■ **What is required**
When a line of the entries contains the word "this", report that line.

■ **Dataset extract**
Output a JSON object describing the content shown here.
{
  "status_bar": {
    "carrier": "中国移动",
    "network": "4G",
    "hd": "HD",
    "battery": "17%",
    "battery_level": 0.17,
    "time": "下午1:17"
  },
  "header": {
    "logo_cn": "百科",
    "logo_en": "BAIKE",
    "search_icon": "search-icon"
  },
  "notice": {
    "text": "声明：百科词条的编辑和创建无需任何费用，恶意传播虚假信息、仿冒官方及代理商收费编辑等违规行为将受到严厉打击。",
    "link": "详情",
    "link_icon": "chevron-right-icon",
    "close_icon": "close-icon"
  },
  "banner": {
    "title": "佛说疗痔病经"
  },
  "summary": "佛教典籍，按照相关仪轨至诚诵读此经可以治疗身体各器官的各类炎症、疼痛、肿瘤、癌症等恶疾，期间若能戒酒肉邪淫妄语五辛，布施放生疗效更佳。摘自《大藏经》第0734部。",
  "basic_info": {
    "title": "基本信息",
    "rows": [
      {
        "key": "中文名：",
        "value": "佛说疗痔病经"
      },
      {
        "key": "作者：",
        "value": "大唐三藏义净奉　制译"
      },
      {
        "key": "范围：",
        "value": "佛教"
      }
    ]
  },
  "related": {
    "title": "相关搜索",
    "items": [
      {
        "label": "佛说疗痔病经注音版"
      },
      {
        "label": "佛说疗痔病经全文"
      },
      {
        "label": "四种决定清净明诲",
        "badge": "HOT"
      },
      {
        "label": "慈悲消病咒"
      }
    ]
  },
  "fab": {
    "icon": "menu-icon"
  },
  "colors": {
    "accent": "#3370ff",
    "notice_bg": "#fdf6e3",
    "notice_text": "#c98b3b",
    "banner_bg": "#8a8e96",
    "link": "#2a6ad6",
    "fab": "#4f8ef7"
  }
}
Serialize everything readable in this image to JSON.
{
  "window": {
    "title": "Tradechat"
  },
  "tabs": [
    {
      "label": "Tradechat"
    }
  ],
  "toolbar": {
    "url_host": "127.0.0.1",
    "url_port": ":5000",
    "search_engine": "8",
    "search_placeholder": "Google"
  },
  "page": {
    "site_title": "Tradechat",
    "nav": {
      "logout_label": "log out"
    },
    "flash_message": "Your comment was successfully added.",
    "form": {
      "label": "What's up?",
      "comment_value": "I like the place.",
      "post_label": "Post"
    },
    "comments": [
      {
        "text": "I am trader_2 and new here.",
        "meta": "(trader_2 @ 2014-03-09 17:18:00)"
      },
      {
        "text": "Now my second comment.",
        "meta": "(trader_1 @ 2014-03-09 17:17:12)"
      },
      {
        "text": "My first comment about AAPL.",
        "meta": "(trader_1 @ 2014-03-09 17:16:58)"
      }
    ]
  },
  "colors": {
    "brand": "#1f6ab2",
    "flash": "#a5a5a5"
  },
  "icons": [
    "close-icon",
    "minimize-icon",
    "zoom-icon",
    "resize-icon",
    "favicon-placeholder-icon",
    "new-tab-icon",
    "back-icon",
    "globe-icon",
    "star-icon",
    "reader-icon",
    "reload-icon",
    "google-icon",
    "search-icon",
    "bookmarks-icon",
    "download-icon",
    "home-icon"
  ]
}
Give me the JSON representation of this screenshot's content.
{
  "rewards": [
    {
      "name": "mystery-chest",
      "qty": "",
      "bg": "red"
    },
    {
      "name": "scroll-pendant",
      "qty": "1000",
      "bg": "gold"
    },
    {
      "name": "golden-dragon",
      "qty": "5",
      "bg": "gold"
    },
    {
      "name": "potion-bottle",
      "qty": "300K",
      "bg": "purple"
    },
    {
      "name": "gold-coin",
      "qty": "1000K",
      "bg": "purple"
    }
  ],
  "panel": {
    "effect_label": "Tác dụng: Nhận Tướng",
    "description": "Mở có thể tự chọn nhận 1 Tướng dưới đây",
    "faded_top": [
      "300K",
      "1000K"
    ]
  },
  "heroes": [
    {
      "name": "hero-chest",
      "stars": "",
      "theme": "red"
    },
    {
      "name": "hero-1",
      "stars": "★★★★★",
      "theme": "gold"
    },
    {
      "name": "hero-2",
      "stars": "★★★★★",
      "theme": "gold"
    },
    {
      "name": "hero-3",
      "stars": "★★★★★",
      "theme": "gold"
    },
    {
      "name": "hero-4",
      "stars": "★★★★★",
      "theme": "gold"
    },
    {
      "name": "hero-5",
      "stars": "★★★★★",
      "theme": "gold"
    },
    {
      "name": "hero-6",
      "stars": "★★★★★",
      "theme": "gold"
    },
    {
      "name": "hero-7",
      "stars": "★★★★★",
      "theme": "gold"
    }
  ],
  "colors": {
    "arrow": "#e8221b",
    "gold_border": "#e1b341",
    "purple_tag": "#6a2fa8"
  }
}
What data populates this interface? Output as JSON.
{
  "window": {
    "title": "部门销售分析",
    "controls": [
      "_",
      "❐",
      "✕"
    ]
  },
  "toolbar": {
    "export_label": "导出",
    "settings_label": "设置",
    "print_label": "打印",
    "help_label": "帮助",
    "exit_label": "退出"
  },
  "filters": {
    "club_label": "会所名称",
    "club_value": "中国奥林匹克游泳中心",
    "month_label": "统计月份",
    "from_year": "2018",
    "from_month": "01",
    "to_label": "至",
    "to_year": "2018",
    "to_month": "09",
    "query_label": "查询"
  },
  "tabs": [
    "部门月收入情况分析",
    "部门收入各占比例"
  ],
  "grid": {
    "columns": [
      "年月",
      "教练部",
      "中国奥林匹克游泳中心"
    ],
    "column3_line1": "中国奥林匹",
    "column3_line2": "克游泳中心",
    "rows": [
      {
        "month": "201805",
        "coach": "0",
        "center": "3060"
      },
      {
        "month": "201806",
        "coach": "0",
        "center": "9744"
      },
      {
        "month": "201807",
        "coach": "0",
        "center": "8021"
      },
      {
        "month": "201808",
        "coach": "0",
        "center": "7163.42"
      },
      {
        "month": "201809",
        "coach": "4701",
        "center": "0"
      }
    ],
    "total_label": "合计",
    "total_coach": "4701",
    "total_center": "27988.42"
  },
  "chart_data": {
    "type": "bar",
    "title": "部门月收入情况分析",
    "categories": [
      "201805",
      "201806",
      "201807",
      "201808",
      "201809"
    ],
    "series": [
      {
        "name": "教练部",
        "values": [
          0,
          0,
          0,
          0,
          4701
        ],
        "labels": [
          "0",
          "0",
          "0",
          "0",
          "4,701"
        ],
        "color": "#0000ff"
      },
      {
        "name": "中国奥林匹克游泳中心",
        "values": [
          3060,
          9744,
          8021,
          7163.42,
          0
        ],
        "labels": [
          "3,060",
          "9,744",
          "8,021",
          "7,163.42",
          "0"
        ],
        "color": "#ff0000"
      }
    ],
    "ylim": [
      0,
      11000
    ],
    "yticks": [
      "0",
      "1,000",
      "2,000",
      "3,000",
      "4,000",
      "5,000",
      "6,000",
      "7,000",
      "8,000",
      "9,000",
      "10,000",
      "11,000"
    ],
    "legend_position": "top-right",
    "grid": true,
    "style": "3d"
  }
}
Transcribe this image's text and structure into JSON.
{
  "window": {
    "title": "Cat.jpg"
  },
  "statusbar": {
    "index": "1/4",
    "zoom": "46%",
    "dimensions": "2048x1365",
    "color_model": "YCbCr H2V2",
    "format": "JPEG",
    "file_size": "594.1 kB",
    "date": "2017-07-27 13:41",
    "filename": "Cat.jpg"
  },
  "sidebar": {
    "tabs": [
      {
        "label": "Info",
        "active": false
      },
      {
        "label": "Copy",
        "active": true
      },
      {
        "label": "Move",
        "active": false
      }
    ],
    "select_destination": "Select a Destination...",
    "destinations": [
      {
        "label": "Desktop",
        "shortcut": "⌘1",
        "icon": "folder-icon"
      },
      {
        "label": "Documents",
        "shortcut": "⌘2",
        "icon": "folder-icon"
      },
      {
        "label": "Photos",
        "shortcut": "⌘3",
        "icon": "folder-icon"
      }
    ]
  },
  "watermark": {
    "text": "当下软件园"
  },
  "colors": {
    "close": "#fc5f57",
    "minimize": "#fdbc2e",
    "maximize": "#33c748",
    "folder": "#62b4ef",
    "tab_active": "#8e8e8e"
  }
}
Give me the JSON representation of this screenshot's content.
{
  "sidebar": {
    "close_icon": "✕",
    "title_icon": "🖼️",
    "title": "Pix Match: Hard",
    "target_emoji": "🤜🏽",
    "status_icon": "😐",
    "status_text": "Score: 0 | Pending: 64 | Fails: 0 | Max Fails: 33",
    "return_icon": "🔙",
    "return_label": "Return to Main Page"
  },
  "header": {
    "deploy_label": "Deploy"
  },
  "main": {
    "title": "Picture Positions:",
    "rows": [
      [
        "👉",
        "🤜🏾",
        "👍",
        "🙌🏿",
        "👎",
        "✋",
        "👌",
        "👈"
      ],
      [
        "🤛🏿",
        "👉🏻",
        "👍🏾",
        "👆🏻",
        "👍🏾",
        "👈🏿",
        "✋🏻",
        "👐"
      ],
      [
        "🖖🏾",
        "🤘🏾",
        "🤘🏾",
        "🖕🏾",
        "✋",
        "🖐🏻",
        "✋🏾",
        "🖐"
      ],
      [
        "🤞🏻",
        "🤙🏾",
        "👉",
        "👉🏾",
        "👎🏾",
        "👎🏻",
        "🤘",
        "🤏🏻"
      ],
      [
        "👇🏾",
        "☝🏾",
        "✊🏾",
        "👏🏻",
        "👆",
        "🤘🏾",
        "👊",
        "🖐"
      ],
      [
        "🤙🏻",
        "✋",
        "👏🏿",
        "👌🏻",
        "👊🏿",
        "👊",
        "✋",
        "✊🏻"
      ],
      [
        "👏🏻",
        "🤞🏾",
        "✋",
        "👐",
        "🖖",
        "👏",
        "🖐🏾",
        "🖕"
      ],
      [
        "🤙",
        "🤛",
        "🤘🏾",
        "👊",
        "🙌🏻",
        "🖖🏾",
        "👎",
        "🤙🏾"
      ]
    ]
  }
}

■ **Worked solution**
Serialize everything readable in this image to JSON.
Give me the JSON representation of this screenshot's content.
What data populates this interface? Output as JSON.
Transcribe this image's text and structure into JSON.
Give me the JSON representation of this screenshot's content.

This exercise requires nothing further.